In my view the book contains some interesting leadership advice. It takes a distinctively egalitarian and respectful approach towards a leader's subordinates. It emphasises the importance of devolving responsibility. But ultimately the list-of-questions style, although it may work for leaders, does not in my opinion work very well for creating a readable well-ordered book.
It was great to think all of this through as I read but even better that Gary gives so many great examples of how you can lead in the situations we all face with sample questions that drive the concept and actual usage home. It feels great to lead this way and even better to have a leaders that does. As I think back all of my most inspiring leaders used elements of Just Ask. I am already starting to apply it in my business and personal life, which is a great change for me and the reason I am taking time to write this review.
As you read through Just Ask Leadership you quickly come to the obvious conclusion that asking the right questions will help your team learn to answer their own questions, and give them more ownership of the results, which will help improve our effectiveness.
The real question is how do you change? Reading the examples and questions listed help, but the bottom line is that you have to commit to changing, and practice asking good questions. You also have to realize your leadership team has probably adopted a similar approach, so what questions can you ask to help them change as well?
Clearly I have some work to do, but it seems clear that releasing the power of my team through asking is the right model.

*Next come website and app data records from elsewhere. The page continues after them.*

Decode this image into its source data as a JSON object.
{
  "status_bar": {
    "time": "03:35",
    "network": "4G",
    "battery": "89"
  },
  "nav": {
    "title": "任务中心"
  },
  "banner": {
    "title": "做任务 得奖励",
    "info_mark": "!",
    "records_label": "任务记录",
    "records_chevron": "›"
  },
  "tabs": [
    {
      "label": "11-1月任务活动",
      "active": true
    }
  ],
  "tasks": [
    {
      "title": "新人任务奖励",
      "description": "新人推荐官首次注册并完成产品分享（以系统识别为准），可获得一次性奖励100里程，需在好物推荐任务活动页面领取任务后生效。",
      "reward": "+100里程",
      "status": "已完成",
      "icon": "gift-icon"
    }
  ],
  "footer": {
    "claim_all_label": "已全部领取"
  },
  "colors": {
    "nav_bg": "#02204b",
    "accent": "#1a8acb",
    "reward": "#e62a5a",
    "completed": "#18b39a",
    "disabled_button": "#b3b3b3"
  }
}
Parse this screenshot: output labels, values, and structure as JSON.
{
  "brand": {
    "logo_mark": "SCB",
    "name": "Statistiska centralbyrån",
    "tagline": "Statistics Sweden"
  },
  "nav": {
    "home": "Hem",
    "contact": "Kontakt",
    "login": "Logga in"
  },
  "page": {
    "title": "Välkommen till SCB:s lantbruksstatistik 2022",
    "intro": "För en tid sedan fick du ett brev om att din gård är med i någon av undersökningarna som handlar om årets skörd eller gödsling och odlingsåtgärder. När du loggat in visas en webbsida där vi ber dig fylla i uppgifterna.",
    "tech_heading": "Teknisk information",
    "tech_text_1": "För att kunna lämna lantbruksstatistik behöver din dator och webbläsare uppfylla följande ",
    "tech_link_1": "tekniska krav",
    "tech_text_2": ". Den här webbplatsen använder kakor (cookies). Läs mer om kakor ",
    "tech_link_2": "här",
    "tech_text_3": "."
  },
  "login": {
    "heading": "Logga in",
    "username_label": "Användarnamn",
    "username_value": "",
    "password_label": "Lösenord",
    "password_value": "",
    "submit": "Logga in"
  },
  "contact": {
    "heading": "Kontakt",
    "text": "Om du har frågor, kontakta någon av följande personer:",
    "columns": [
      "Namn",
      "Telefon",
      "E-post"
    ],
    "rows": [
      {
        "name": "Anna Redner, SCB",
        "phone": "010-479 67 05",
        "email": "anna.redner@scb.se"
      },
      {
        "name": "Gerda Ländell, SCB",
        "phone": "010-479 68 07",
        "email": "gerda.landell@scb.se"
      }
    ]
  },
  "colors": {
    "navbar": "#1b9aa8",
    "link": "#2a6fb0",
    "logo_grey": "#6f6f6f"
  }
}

I highly recommend it for anyone who wants to be more effective in dealing with others.